TASK INSTRUCTIONS -> Search term "arrow": please copy every line of the records below that contains it.
(MATERIALS PROVIDED Opens)
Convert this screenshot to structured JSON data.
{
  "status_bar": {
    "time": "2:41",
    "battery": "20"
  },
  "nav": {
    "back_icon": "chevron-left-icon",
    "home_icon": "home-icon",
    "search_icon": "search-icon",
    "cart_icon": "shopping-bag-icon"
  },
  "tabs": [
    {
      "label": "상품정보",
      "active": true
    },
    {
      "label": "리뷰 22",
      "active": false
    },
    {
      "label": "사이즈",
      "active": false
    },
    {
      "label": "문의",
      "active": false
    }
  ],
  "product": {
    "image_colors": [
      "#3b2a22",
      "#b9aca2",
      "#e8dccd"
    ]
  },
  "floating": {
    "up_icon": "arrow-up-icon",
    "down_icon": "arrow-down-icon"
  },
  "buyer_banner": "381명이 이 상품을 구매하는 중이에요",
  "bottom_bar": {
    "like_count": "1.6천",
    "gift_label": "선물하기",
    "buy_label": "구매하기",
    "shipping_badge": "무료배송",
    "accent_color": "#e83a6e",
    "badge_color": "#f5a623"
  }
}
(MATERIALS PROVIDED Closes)
TASK RESPONSE ->
    "up_icon": "arrow-up-icon",
    "down_icon": "arrow-down-icon"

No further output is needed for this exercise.